# Task description
Look through the entries below and show every line containing the word "category".

(Dataset rows for apps and sites)
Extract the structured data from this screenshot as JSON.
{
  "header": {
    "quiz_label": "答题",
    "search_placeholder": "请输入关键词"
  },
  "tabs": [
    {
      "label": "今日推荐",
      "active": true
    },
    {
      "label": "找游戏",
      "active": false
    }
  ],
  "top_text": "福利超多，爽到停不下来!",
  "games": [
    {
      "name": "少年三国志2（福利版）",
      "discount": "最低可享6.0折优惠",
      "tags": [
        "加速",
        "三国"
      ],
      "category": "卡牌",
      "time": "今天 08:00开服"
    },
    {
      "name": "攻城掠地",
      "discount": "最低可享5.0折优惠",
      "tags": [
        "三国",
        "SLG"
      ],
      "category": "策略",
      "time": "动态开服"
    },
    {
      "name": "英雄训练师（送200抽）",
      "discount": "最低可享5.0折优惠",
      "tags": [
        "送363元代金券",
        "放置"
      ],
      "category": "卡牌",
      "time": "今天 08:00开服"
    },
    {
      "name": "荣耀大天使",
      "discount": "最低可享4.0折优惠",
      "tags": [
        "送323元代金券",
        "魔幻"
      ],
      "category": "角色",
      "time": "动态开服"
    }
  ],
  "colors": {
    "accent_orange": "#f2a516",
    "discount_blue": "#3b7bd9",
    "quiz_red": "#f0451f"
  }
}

# Exercise solution
      "category": "卡牌",
      "category": "策略",
      "category": "卡牌",
      "category": "角色",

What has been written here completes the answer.